Last week, Gayle Jordan-Randolph, the state's deputy secretary for Behavioral Health, was running late to a public meeting about a controversial methadone clinic. When she arrived, Clarke, who was running the meeting, quipped, "I hope you were able to find parking, at least in Zip 11," a reference to Zip code 21211 in Hampden.
In April, a Hampden Community Council meeting on parking drew more than 100 people. When council board member Jay Lazar asked the audience to raise their hands if they had never had a parking problem in Hampden, only a handful of hands went up.
Lazar said then the council's goal was to revive a long-stalled project to develop a parking master plan for Hampden, as proposed in the mid-2000s.
Now, Lazar chairs the parking task force.
"I'm trying to communicate with them weekly to see where they are in their research," Leonard said.
Leonard and the Parking Authority study get high marks from task force member Benn Ray, president of the Hampden Village Merchants Association.
"I'm glad that we're first, instead of having to wait to address these issues," Ray said.
Differences of opinion
Still, there are strong differences over how to fix the parking problem and how bad it really is. Leonard thinks it's exacerbated by special events.
"Hampden doesn't have what one would consider a parking problem," Ray insists. "If you're able to park within a three-block radius of your destination, you don't have a parking problem."
But he said that with new mixed-use developments like the Rotunda and Mill No. 1 near the Jones Falls, "We are experiencing an increase in density that could lead to that."
He said the study is "an example of getting out ahead of an issue."
And he is glad to see momentum picking up again after a former task force fizzled in the mid-2000s, after failing to get city funding for its plans to slow traffic and increase parking on Falls Road.
Others see a bigger problem.
Genny Dill, who lives on Elm Avenue overlooking the Rotunda, wants the Parking Authority to create a new Residential Permit Parking area in the vicinity of Elm and 38th Street, at a time when the mall is being redeveloped with apartments and more retail.
"Jennifer has said a lot that it's OK for people to walk four blocks to their homes," Dill said.
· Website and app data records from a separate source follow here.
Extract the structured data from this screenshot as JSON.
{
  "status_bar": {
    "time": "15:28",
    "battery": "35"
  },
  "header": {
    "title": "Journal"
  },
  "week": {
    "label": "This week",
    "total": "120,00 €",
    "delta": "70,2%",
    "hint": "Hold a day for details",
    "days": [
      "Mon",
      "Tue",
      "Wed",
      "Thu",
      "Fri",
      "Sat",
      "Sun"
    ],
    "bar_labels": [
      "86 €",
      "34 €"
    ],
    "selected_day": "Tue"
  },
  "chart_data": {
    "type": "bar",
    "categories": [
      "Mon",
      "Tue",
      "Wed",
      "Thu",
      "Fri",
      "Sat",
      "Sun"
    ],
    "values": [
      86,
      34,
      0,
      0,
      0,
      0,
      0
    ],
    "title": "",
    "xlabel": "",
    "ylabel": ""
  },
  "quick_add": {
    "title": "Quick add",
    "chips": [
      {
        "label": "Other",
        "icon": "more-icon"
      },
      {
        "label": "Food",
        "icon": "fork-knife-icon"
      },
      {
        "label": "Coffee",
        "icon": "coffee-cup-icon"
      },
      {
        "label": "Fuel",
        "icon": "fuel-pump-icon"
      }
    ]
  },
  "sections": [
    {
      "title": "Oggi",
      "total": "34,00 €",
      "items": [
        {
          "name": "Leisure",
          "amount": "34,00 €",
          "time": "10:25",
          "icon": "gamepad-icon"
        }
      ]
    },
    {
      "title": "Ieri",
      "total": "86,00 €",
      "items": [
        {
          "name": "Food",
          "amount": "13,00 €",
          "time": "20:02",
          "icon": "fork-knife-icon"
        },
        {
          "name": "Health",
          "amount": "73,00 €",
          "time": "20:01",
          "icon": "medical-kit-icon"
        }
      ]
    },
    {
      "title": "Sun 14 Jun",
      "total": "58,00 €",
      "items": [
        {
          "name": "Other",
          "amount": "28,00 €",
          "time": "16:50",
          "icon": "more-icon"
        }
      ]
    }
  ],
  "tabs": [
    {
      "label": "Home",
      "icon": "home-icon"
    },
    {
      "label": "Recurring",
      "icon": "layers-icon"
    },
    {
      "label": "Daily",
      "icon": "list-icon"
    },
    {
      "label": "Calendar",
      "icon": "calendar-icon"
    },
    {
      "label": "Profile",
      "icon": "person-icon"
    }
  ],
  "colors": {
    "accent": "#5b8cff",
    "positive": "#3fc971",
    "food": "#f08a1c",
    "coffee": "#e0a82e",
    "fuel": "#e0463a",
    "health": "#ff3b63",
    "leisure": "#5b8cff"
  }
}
But for the elderly, ""four blocks is not an option."
There is also debate over the wisdom of creating more residential permit parking areas. Ray worries it will push people to park on other streets, creating parking problems on those streets.
Ray also said some people feel "a sense of entitlement" and are putting up illegal "no parking" signs.
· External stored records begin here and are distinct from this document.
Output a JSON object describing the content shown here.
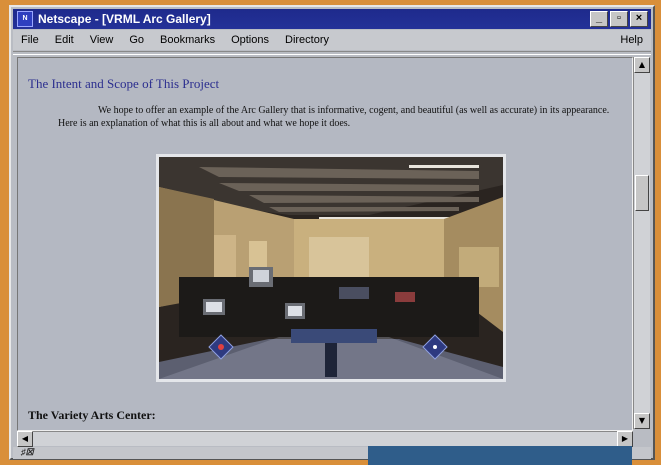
{
  "window": {
    "title": "Netscape - [VRML Arc Gallery]",
    "app_icon": "N",
    "controls": {
      "minimize": "_",
      "maximize": "▫",
      "close": "×"
    }
  },
  "menu": {
    "items": [
      "File",
      "Edit",
      "View",
      "Go",
      "Bookmarks",
      "Options",
      "Directory"
    ],
    "help": "Help"
  },
  "page": {
    "heading": "The Intent and Scope of This Project",
    "intro": "We hope to offer an example of the Arc Gallery that is informative, cogent, and beautiful (as well as accurate) in its appearance. Here is an explanation of what this is all about and what we hope it does.",
    "subheading": "The Variety Arts Center:"
  },
  "status": {
    "icon": "netscape-security-key-icon",
    "text": "♯☒"
  },
  "colors": {
    "titlebar": "#1e2a8c",
    "heading": "#2c2f8f",
    "background": "#d98f3a"
  }
}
Off to a good start
Despite differences of opinion, there's consensus that Leonard is knowledgeable and is looking out for the community's interests.
"She's great," said Bauer, who is pushing for a parking garage. "She's very aggressive. She's like the point person for all these (ideas) that have been circulating. She's completely honest and frank."
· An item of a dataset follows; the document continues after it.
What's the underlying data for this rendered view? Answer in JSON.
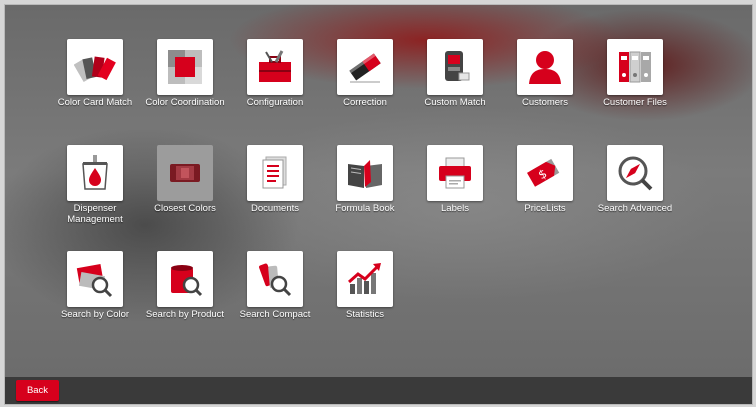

"I like her," said Ray. "She seems smart. She has a fundamental understanding of parking and how it works. She has a lot of data and facts to back up what she's saying."
"She's very nice. She's very respectful," said Dill, who likes Leonard's push to use private lots for after-hours parking. "I think she has some good ideas."
For Dill, "It's wait and see and crossing our fingers. We need to come to a happy medium."
Leonard wants to see passion more than immediate consensus.
"If I came in and everybody is blase about it, that's not what you want to see," she said.
She relishes the chance to "lay the groundwork" for parking changes and emulate Hampden successes in other neighborhoods with main streets.
"I'm really excited about it, actually," she said.
But she prefers to be "invisible" as she works behind the scenes.
"That will be perfect in my world," she said.Copyright © 2015, The Baltimore Sun